*WORK INSTRUCTION*: Nothing more is wanted than an exact repeat of the data below.

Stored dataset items
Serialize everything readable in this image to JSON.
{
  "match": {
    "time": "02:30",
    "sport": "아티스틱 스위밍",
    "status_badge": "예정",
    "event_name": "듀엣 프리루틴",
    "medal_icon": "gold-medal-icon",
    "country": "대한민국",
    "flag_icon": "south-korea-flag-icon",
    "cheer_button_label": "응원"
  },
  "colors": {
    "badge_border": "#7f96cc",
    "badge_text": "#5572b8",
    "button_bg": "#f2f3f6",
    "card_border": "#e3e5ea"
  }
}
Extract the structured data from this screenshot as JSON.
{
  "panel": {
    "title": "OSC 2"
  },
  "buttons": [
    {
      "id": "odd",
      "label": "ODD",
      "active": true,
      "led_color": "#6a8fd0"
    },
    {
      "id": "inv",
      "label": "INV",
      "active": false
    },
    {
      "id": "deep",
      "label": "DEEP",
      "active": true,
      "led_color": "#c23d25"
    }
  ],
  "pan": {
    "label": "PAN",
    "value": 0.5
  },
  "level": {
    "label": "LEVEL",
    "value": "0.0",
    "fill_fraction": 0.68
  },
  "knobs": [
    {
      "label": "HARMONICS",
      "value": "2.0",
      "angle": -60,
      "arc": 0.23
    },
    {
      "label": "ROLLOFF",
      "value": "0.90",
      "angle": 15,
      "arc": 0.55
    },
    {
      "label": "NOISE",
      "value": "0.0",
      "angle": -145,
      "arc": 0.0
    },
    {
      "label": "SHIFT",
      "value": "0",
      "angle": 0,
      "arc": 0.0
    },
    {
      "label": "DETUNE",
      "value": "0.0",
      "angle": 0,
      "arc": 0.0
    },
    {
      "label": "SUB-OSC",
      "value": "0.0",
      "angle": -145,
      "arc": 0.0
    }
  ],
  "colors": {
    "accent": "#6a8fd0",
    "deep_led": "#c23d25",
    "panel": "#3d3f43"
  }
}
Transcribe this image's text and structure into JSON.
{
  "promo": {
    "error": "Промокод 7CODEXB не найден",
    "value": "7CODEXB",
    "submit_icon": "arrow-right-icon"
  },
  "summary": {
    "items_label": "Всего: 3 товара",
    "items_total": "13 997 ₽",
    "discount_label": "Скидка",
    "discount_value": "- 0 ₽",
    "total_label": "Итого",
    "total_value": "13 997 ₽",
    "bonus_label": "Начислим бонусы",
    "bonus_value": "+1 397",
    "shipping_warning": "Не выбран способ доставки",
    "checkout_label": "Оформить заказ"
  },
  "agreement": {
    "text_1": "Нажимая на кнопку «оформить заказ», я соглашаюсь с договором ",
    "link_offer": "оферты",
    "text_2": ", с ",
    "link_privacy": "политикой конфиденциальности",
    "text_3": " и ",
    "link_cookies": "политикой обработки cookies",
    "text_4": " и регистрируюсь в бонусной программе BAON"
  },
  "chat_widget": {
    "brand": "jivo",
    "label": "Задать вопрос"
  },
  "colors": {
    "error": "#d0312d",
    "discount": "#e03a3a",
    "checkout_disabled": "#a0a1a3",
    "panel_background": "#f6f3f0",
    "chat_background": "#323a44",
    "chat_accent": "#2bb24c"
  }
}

*EXERCISE OUTPUT*:
Serialize everything readable in this image to JSON.
{
  "match": {
    "time": "02:30",
    "sport": "아티스틱 스위밍",
    "status_badge": "예정",
    "event_name": "듀엣 프리루틴",
    "medal_icon": "gold-medal-icon",
    "country": "대한민국",
    "flag_icon": "south-korea-flag-icon",
    "cheer_button_label": "응원"
  },
  "colors": {
    "badge_border": "#7f96cc",
    "badge_text": "#5572b8",
    "button_bg": "#f2f3f6",
    "card_border": "#e3e5ea"
  }
}
Extract the structured data from this screenshot as JSON.
{
  "panel": {
    "title": "OSC 2"
  },
  "buttons": [
    {
      "id": "odd",
      "label": "ODD",
      "active": true,
      "led_color": "#6a8fd0"
    },
    {
      "id": "inv",
      "label": "INV",
      "active": false
    },
    {
      "id": "deep",
      "label": "DEEP",
      "active": true,
      "led_color": "#c23d25"
    }
  ],
  "pan": {
    "label": "PAN",
    "value": 0.5
  },
  "level": {
    "label": "LEVEL",
    "value": "0.0",
    "fill_fraction": 0.68
  },
  "knobs": [
    {
      "label": "HARMONICS",
      "value": "2.0",
      "angle": -60,
      "arc": 0.23
    },
    {
      "label": "ROLLOFF",
      "value": "0.90",
      "angle": 15,
      "arc": 0.55
    },
    {
      "label": "NOISE",
      "value": "0.0",
      "angle": -145,
      "arc": 0.0
    },
    {
      "label": "SHIFT",
      "value": "0",
      "angle": 0,
      "arc": 0.0
    },
    {
      "label": "DETUNE",
      "value": "0.0",
      "angle": 0,
      "arc": 0.0
    },
    {
      "label": "SUB-OSC",
      "value": "0.0",
      "angle": -145,
      "arc": 0.0
    }
  ],
  "colors": {
    "accent": "#6a8fd0",
    "deep_led": "#c23d25",
    "panel": "#3d3f43"
  }
}
Transcribe this image's text and structure into JSON.
{
  "promo": {
    "error": "Промокод 7CODEXB не найден",
    "value": "7CODEXB",
    "submit_icon": "arrow-right-icon"
  },
  "summary": {
    "items_label": "Всего: 3 товара",
    "items_total": "13 997 ₽",
    "discount_label": "Скидка",
    "discount_value": "- 0 ₽",
    "total_label": "Итого",
    "total_value": "13 997 ₽",
    "bonus_label": "Начислим бонусы",
    "bonus_value": "+1 397",
    "shipping_warning": "Не выбран способ доставки",
    "checkout_label": "Оформить заказ"
  },
  "agreement": {
    "text_1": "Нажимая на кнопку «оформить заказ», я соглашаюсь с договором ",
    "link_offer": "оферты",
    "text_2": ", с ",
    "link_privacy": "политикой конфиденциальности",
    "text_3": " и ",
    "link_cookies": "политикой обработки cookies",
    "text_4": " и регистрируюсь в бонусной программе BAON"
  },
  "chat_widget": {
    "brand": "jivo",
    "label": "Задать вопрос"
  },
  "colors": {
    "error": "#d0312d",
    "discount": "#e03a3a",
    "checkout_disabled": "#a0a1a3",
    "panel_background": "#f6f3f0",
    "chat_background": "#323a44",
    "chat_accent": "#2bb24c"
  }
}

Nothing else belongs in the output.